India, for its part, has not yet formally set a date for when its emissions will peak, with officials arguing that the country is still much poorer than other major emitters and needs more time to develop its economy. (India’s emissions per person are roughly one-fourth those of China and one-seventh those of the United States.) The country has announced goals for increasing the use of cleaner energy sources like solar power and slowing its growth in fossil-fuel consumption, but it has asked for assistance from wealthier countries to accelerate its efforts.
Other Large Emitters
Under the 2015 Paris climate agreement, countries are free to set their own national goals for tackling global warming. Some countries, like Russia, have set targets that are far above where their emissions are actually expected to be in 2030 under current energy policies. Iran, for its part, is one of a handful of nations that has not ratified the Paris agreement and has few climate policies on the books.
Canada and Japan recently set stricter emissions targets through 2030 in the run-up to the Glasgow summit. Neither country has yet put in place the sorts of energy policies that would achieve those goals, although Canada’s government is counting on a hefty carbon tax to restrain fossil fuel use going forward.

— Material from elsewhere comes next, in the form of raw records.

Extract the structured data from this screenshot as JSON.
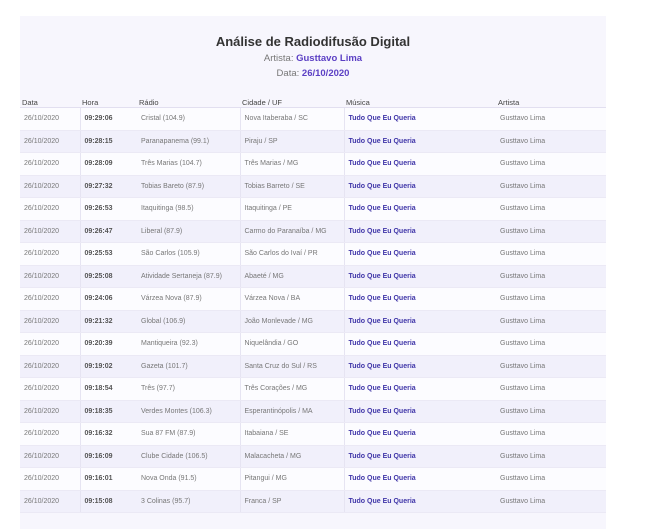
{
  "header": {
    "title": "Análise de Radiodifusão Digital",
    "artist_label": "Artista:",
    "artist_value": "Gusttavo Lima",
    "date_label": "Data:",
    "date_value": "26/10/2020"
  },
  "columns": [
    "Data",
    "Hora",
    "Rádio",
    "Cidade / UF",
    "Música",
    "Artista"
  ],
  "rows": [
    {
      "data": "26/10/2020",
      "hora": "09:29:06",
      "radio": "Cristal (104.9)",
      "cidade": "Nova Itaberaba / SC",
      "musica": "Tudo Que Eu Queria",
      "artista": "Gusttavo Lima"
    },
    {
      "data": "26/10/2020",
      "hora": "09:28:15",
      "radio": "Paranapanema (99.1)",
      "cidade": "Piraju / SP",
      "musica": "Tudo Que Eu Queria",
      "artista": "Gusttavo Lima"
    },
    {
      "data": "26/10/2020",
      "hora": "09:28:09",
      "radio": "Três Marias (104.7)",
      "cidade": "Três Marias / MG",
      "musica": "Tudo Que Eu Queria",
      "artista": "Gusttavo Lima"
    },
    {
      "data": "26/10/2020",
      "hora": "09:27:32",
      "radio": "Tobias Bareto (87.9)",
      "cidade": "Tobias Barreto / SE",
      "musica": "Tudo Que Eu Queria",
      "artista": "Gusttavo Lima"
    },
    {
      "data": "26/10/2020",
      "hora": "09:26:53",
      "radio": "Itaquitinga (98.5)",
      "cidade": "Itaquitinga / PE",
      "musica": "Tudo Que Eu Queria",
      "artista": "Gusttavo Lima"
    },
    {
      "data": "26/10/2020",
      "hora": "09:26:47",
      "radio": "Liberal (87.9)",
      "cidade": "Carmo do Paranaíba / MG",
      "musica": "Tudo Que Eu Queria",
      "artista": "Gusttavo Lima"
    },
    {
      "data": "26/10/2020",
      "hora": "09:25:53",
      "radio": "São Carlos (105.9)",
      "cidade": "São Carlos do Ivaí / PR",
      "musica": "Tudo Que Eu Queria",
      "artista": "Gusttavo Lima"
    },
    {
      "data": "26/10/2020",
      "hora": "09:25:08",
      "radio": "Atividade Sertaneja (87.9)",
      "cidade": "Abaeté / MG",
      "musica": "Tudo Que Eu Queria",
      "artista": "Gusttavo Lima"
    },
    {
      "data": "26/10/2020",
      "hora": "09:24:06",
      "radio": "Várzea Nova (87.9)",
      "cidade": "Várzea Nova / BA",
      "musica": "Tudo Que Eu Queria",
      "artista": "Gusttavo Lima"
    },
    {
      "data": "26/10/2020",
      "hora": "09:21:32",
      "radio": "Global (106.9)",
      "cidade": "João Monlevade / MG",
      "musica": "Tudo Que Eu Queria",
      "artista": "Gusttavo Lima"
    },
    {
      "data": "26/10/2020",
      "hora": "09:20:39",
      "radio": "Mantiqueira (92.3)",
      "cidade": "Niquelândia / GO",
      "musica": "Tudo Que Eu Queria",
      "artista": "Gusttavo Lima"
    },
    {
      "data": "26/10/2020",
      "hora": "09:19:02",
      "radio": "Gazeta (101.7)",
      "cidade": "Santa Cruz do Sul / RS",
      "musica": "Tudo Que Eu Queria",
      "artista": "Gusttavo Lima"
    },
    {
      "data": "26/10/2020",
      "hora": "09:18:54",
      "radio": "Três (97.7)",
      "cidade": "Três Corações / MG",
      "musica": "Tudo Que Eu Queria",
      "artista": "Gusttavo Lima"
    },
    {
      "data": "26/10/2020",
      "hora": "09:18:35",
      "radio": "Verdes Montes (106.3)",
      "cidade": "Esperantinópolis / MA",
      "musica": "Tudo Que Eu Queria",
      "artista": "Gusttavo Lima"
    },
    {
      "data": "26/10/2020",
      "hora": "09:16:32",
      "radio": "Sua 87 FM (87.9)",
      "cidade": "Itabaiana / SE",
      "musica": "Tudo Que Eu Queria",
      "artista": "Gusttavo Lima"
    },
    {
      "data": "26/10/2020",
      "hora": "09:16:09",
      "radio": "Clube Cidade (106.5)",
      "cidade": "Malacacheta / MG",
      "musica": "Tudo Que Eu Queria",
      "artista": "Gusttavo Lima"
    },
    {
      "data": "26/10/2020",
      "hora": "09:16:01",
      "radio": "Nova Onda (91.5)",
      "cidade": "Pitangui / MG",
      "musica": "Tudo Que Eu Queria",
      "artista": "Gusttavo Lima"
    },
    {
      "data": "26/10/2020",
      "hora": "09:15:08",
      "radio": "3 Colinas (95.7)",
      "cidade": "Franca / SP",
      "musica": "Tudo Que Eu Queria",
      "artista": "Gusttavo Lima"
    }
  ],
  "colors": {
    "accent": "#5b3fc4",
    "link": "#3f35a8",
    "background": "#f7f6fd"
  }
}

If countries all follow through on their current near term pledges, the world could potentially limit warming to roughly 2.4 degrees Celsius (4.3 degrees Fahrenheit) above preindustrial levels by 2100, according to Climate Action Tracker. But many scientists say that is still too risky. To hold global warming to a lower level of 1.5 degrees Celsius, the world’s nations would all need to do much more, collectively cutting their fossil fuel emissions roughly in half this decade.

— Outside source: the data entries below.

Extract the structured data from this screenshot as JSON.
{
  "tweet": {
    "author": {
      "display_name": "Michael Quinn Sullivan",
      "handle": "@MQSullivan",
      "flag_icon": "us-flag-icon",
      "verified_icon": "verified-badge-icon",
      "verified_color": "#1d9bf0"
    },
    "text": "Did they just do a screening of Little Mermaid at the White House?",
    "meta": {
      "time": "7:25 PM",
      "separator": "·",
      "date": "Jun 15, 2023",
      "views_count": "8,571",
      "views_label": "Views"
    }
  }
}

But how that responsibility gets divided up is a perennial sticking point. Many lower income countries, including India, say that wealthier nations like the United States — which has historically been the world’s biggest emitter — should slash greenhouse gases even faster than they have promised, to give the rest of the world more time to transition away from fossil fuels.
p class=”g-body “> Some countries, notably Brazil and Indonesia, don’t just produce greenhouse gas emissions from fossil fuels in homes, cars and factories. They also release enormous amounts of carbon dioxide each year when they burn and clear away carbon-rich rain forests and peatlands for agriculture.
Both countries have recently submitted new climate promises, though Climate Action Tracker rates current policies in both countries as “insufficient.” In Brazil, rates of tropical deforestation declined rapidly in the 2000s but have accelerated again since the election of President Jair Bolsonaro in 2018 (the data in the chart only runs through 2016 and does not reflect this uptick in forest clearances). Mr. Bolsonaro has pledged to end illegal deforestation this decade if the international community pays billions of dollars for conservation efforts, though his promises have been met with skepticism by environmentalists and Indigenous groups.
Indonesia has taken steps to crack down on the clearing of tropical forests for palm oil plantations. But researchers have questioned how well those efforts are working, and the country regularly sees widespread fires, often deliberately set to clear land, that release large amounts of carbon dioxide into the atmosphere.
At the Glasgow summit, diplomats are expected to discuss ways to accelerate climate action, whether by more deeply slashing greenhouse gases like methane, providing financial aid to developing countries for clean energy or strengthening programs to protect forests. While some leaders, like President Biden, have said they want to keep alive the goal of limiting global warming to 1.5 degrees Celsius, scientists warn that goal could soon be out of reach without immediate and rapid action.